My son went to a total of 4 Trunk or Treats this year, and he got a ridiculous amount of candy.
Like, it’s literally more than he’d eat in a year — even if I let him eat everything he wanted.
I also bought so much stinkin’ candy for all the Trick or Treaters that were going to come to my door. We had exactly one Trick or Treater. *Eye Roll Emoji*
There is no way we are going to keep all that candy around the house. If it’s here, I’ll eat it, right?!?
I don’t, however, want to just throw it away. Someone — including me — paid a lot of money for that candy!
But, what do we do with all that excess candy?
Where To Donate Your Extra Halloween Candy
Local Schools — Check with local schools in your area.
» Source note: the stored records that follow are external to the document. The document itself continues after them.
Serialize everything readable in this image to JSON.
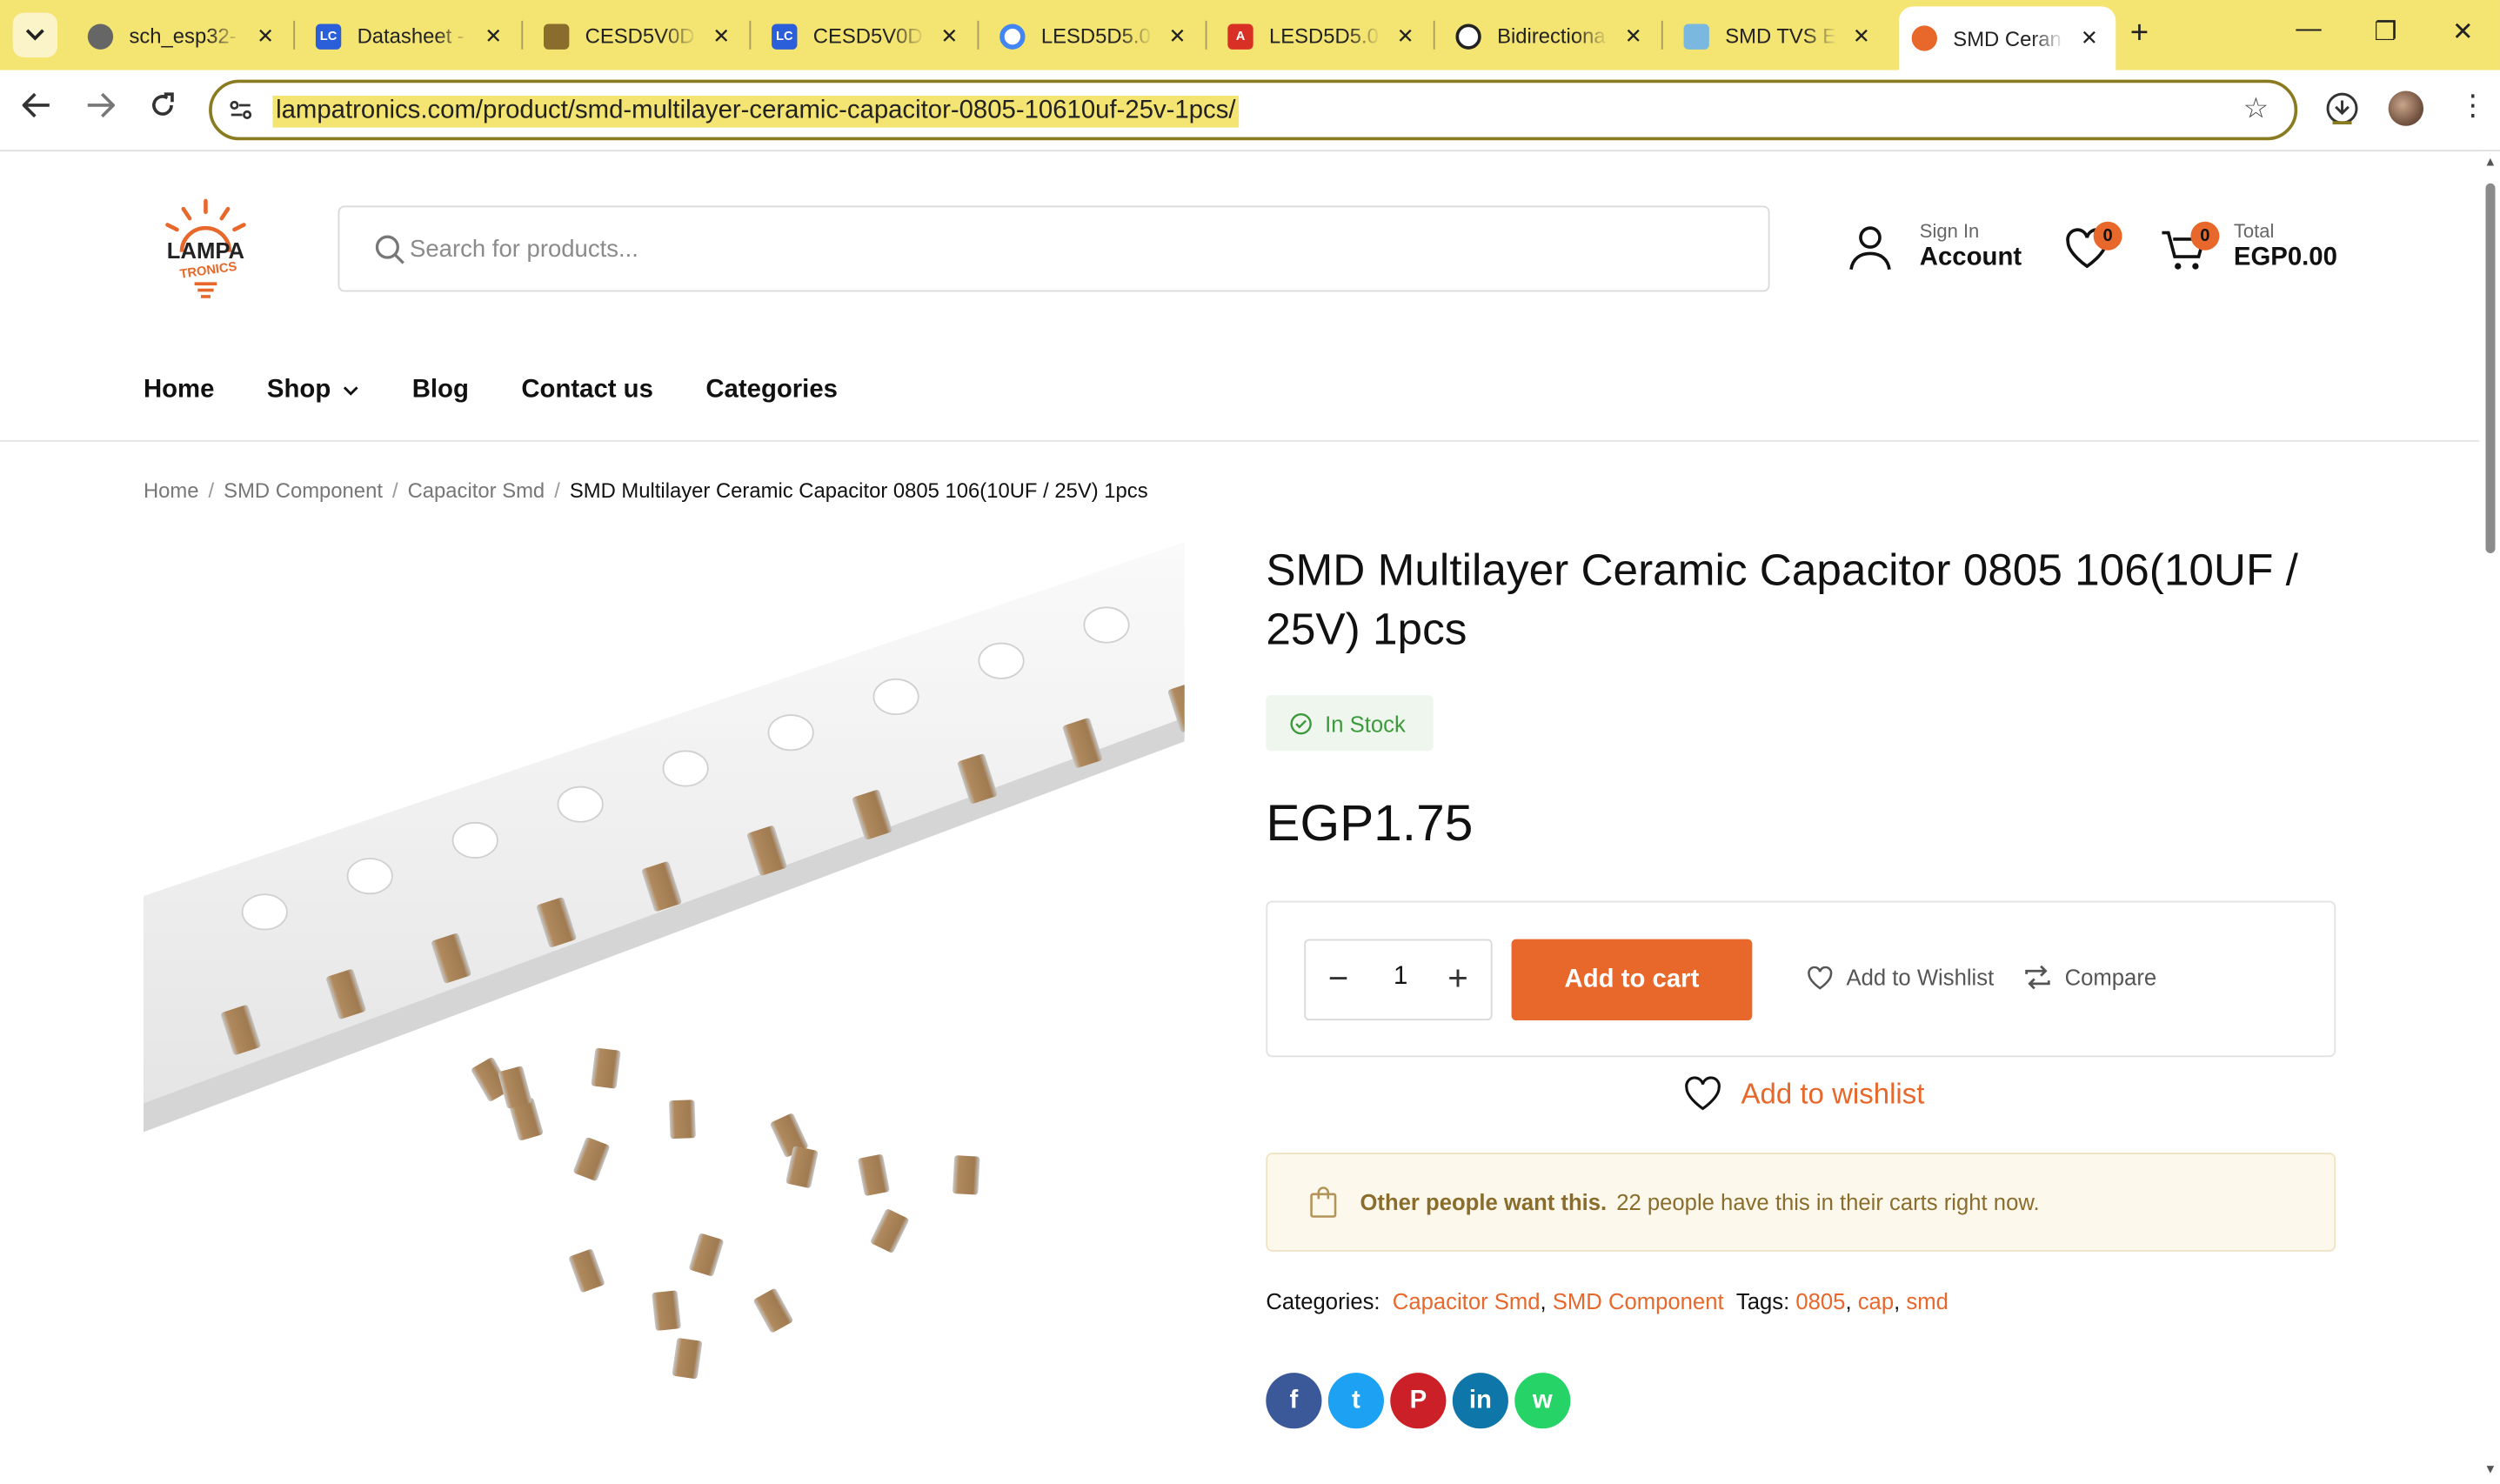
{
  "browser": {
    "tabs": [
      {
        "title": "sch_esp32-",
        "icon": "globe-icon",
        "color": "#555555"
      },
      {
        "title": "Datasheet -",
        "icon": "lc-icon",
        "color": "#2b5fd9"
      },
      {
        "title": "CESD5V0D",
        "icon": "dk-icon",
        "color": "#8a6d2c"
      },
      {
        "title": "CESD5V0D",
        "icon": "lc-icon",
        "color": "#2b5fd9"
      },
      {
        "title": "LESD5D5.0",
        "icon": "google-icon",
        "color": "#4285f4"
      },
      {
        "title": "LESD5D5.0",
        "icon": "pdf-icon",
        "color": "#d93025"
      },
      {
        "title": "Bidirectiona",
        "icon": "openai-icon",
        "color": "#222222"
      },
      {
        "title": "SMD TVS E",
        "icon": "wave-icon",
        "color": "#7ab8e0"
      },
      {
        "title": "SMD Ceran",
        "icon": "lampa-icon",
        "color": "#e8672a"
      }
    ],
    "url": "lampatronics.com/product/smd-multilayer-ceramic-capacitor-0805-10610uf-25v-1pcs/"
  },
  "header": {
    "logo_line1": "LAMPA",
    "logo_line2": "TRONICS",
    "search_placeholder": "Search for products...",
    "sign_in": "Sign In",
    "account": "Account",
    "wishlist_count": "0",
    "cart_count": "0",
    "total_label": "Total",
    "total_value": "EGP0.00"
  },
  "nav": {
    "items": [
      "Home",
      "Shop",
      "Blog",
      "Contact us",
      "Categories"
    ]
  },
  "breadcrumb": {
    "items": [
      "Home",
      "SMD Component",
      "Capacitor Smd"
    ],
    "current": "SMD Multilayer Ceramic Capacitor 0805 106(10UF / 25V) 1pcs"
  },
  "product": {
    "title": "SMD Multilayer Ceramic Capacitor 0805 106(10UF / 25V) 1pcs",
    "stock": "In Stock",
    "price": "EGP1.75",
    "quantity": "1",
    "add_to_cart": "Add to cart",
    "add_to_wishlist": "Add to Wishlist",
    "compare": "Compare",
    "add_to_wishlist_big": "Add to wishlist",
    "notice_bold": "Other people want this.",
    "notice_text": "22 people have this in their carts right now.",
    "categories_label": "Categories:",
    "categories": [
      "Capacitor Smd",
      "SMD Component"
    ],
    "tags_label": "Tags:",
    "tags": [
      "0805",
      "cap",
      "smd"
    ]
  },
  "social": [
    {
      "name": "facebook",
      "glyph": "f",
      "color": "#3b5998"
    },
    {
      "name": "twitter",
      "glyph": "t",
      "color": "#1da1f2"
    },
    {
      "name": "pinterest",
      "glyph": "P",
      "color": "#cb2027"
    },
    {
      "name": "linkedin",
      "glyph": "in",
      "color": "#0e76a8"
    },
    {
      "name": "whatsapp",
      "glyph": "w",
      "color": "#25d366"
    }
  ],
  "colors": {
    "accent": "#e8672a",
    "chrome": "#f4e472"
  }
}
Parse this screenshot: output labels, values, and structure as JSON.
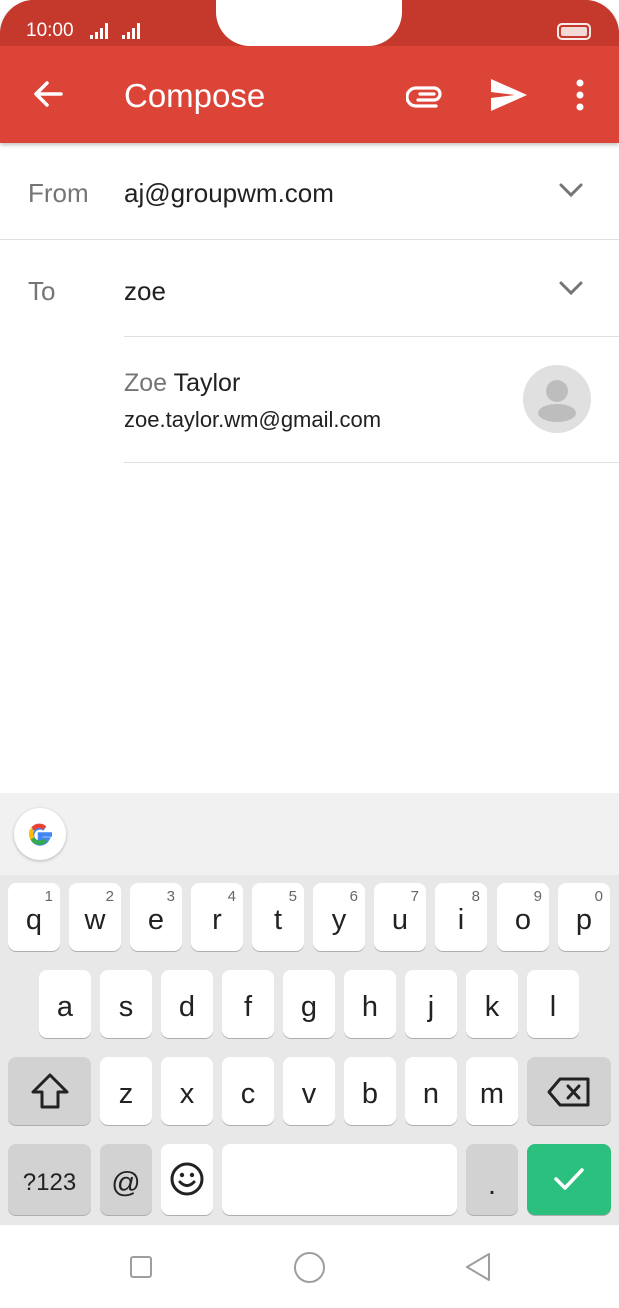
{
  "status": {
    "time": "10:00"
  },
  "appbar": {
    "title": "Compose"
  },
  "from": {
    "label": "From",
    "value": "aj@groupwm.com"
  },
  "to": {
    "label": "To",
    "value": "zoe"
  },
  "suggestion": {
    "name_typed": "Zoe",
    "name_rest": " Taylor",
    "email": "zoe.taylor.wm@gmail.com"
  },
  "keyboard": {
    "row1": [
      {
        "k": "q",
        "h": "1"
      },
      {
        "k": "w",
        "h": "2"
      },
      {
        "k": "e",
        "h": "3"
      },
      {
        "k": "r",
        "h": "4"
      },
      {
        "k": "t",
        "h": "5"
      },
      {
        "k": "y",
        "h": "6"
      },
      {
        "k": "u",
        "h": "7"
      },
      {
        "k": "i",
        "h": "8"
      },
      {
        "k": "o",
        "h": "9"
      },
      {
        "k": "p",
        "h": "0"
      }
    ],
    "row2": [
      "a",
      "s",
      "d",
      "f",
      "g",
      "h",
      "j",
      "k",
      "l"
    ],
    "row3": [
      "z",
      "x",
      "c",
      "v",
      "b",
      "n",
      "m"
    ],
    "symbols_label": "?123",
    "at_label": "@",
    "period_label": "."
  },
  "colors": {
    "accent": "#db4437",
    "enter": "#2bc07d"
  }
}
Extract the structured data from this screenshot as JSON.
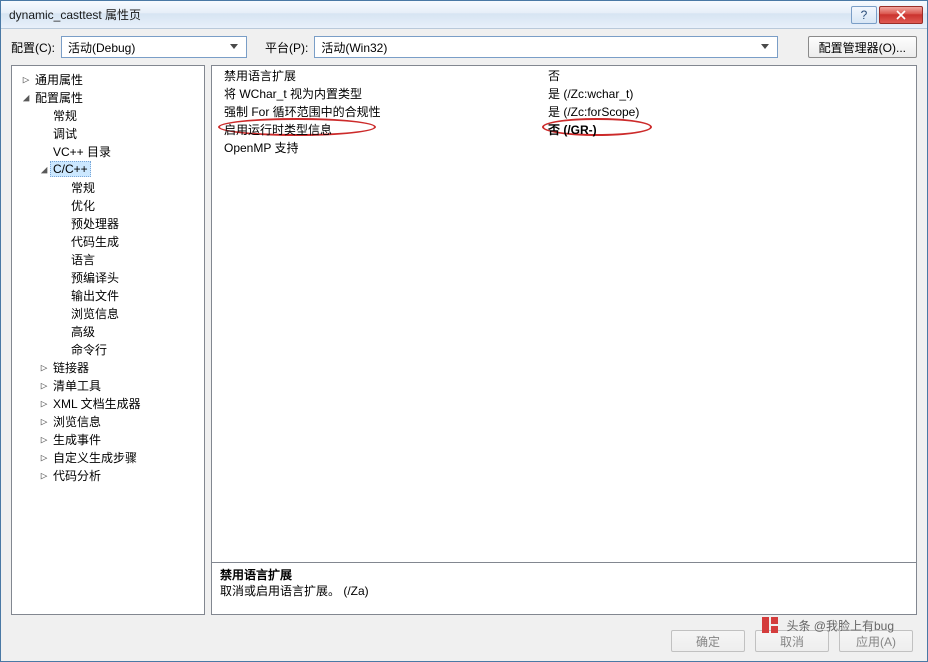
{
  "window": {
    "title": "dynamic_casttest 属性页"
  },
  "toolbar": {
    "config_label": "配置(C):",
    "config_value": "活动(Debug)",
    "platform_label": "平台(P):",
    "platform_value": "活动(Win32)",
    "manager_label": "配置管理器(O)..."
  },
  "tree": [
    {
      "indent": 0,
      "expander": "▷",
      "label": "通用属性"
    },
    {
      "indent": 0,
      "expander": "◢",
      "label": "配置属性"
    },
    {
      "indent": 1,
      "expander": "",
      "label": "常规"
    },
    {
      "indent": 1,
      "expander": "",
      "label": "调试"
    },
    {
      "indent": 1,
      "expander": "",
      "label": "VC++ 目录"
    },
    {
      "indent": 1,
      "expander": "◢",
      "label": "C/C++",
      "selected": true
    },
    {
      "indent": 2,
      "expander": "",
      "label": "常规"
    },
    {
      "indent": 2,
      "expander": "",
      "label": "优化"
    },
    {
      "indent": 2,
      "expander": "",
      "label": "预处理器"
    },
    {
      "indent": 2,
      "expander": "",
      "label": "代码生成"
    },
    {
      "indent": 2,
      "expander": "",
      "label": "语言"
    },
    {
      "indent": 2,
      "expander": "",
      "label": "预编译头"
    },
    {
      "indent": 2,
      "expander": "",
      "label": "输出文件"
    },
    {
      "indent": 2,
      "expander": "",
      "label": "浏览信息"
    },
    {
      "indent": 2,
      "expander": "",
      "label": "高级"
    },
    {
      "indent": 2,
      "expander": "",
      "label": "命令行"
    },
    {
      "indent": 1,
      "expander": "▷",
      "label": "链接器"
    },
    {
      "indent": 1,
      "expander": "▷",
      "label": "清单工具"
    },
    {
      "indent": 1,
      "expander": "▷",
      "label": "XML 文档生成器"
    },
    {
      "indent": 1,
      "expander": "▷",
      "label": "浏览信息"
    },
    {
      "indent": 1,
      "expander": "▷",
      "label": "生成事件"
    },
    {
      "indent": 1,
      "expander": "▷",
      "label": "自定义生成步骤"
    },
    {
      "indent": 1,
      "expander": "▷",
      "label": "代码分析"
    }
  ],
  "grid": [
    {
      "name": "禁用语言扩展",
      "value": "否"
    },
    {
      "name": "将 WChar_t 视为内置类型",
      "value": "是 (/Zc:wchar_t)"
    },
    {
      "name": "强制 For 循环范围中的合规性",
      "value": "是 (/Zc:forScope)"
    },
    {
      "name": "启用运行时类型信息",
      "value": "否 (/GR-)",
      "highlight": true
    },
    {
      "name": "OpenMP 支持",
      "value": ""
    }
  ],
  "description": {
    "title": "禁用语言扩展",
    "body": "取消或启用语言扩展。     (/Za)"
  },
  "footer": {
    "ok": "确定",
    "cancel": "取消",
    "apply": "应用(A)"
  },
  "watermark": "头条 @我脸上有bug"
}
Some of them have “Snack Carts” where students can purchase treats throughout the year.
This money is then used by the school for student activities — like through PTA organizations.
Teachers also sometimes like to give out candy as incentives for their students. We all know that teachers shouldn’t be spending their own money on candy. They’d love the free donations!
Local Soup Kitchens — These organizations hand out a hot meal to people in need, usually daily. They can use the candy as a sort of dessert to go along with the meals.
Local Food Pantries — People can go to food pantries to get much needed staples for their kitchen. It would be a treat for parents to get candy for their kids.
Operation Shoebox — This nonprofit agency sends candy inside of every care package they send to deployed troops around the world.
You can send your excess candy in a gallon sized ziplock bag that you place inside a cardboard box to:
Operation Shoebox, 8360 East Highway 25, Belleview, FL 34420.
Ronald McDonald House Charities (RMHC) — This organization provides free housing for families in need while their child receives treatment in a hospital.
The national organization doesn’t take candy donations, but many of the local Ronald McDonald Houses will accept candy to give to families while they are staying there.
Small Food Donation Houses — Like those ‘Free Book’ little libraries, some communities have ‘Free Food’ little houses. You can leave non-perishable food items inside of them for people in need.
I’m sure they would be more than happy to receive candy.
Side note: If it’s hot, be careful leaving chocolate. It will, obviously, melt.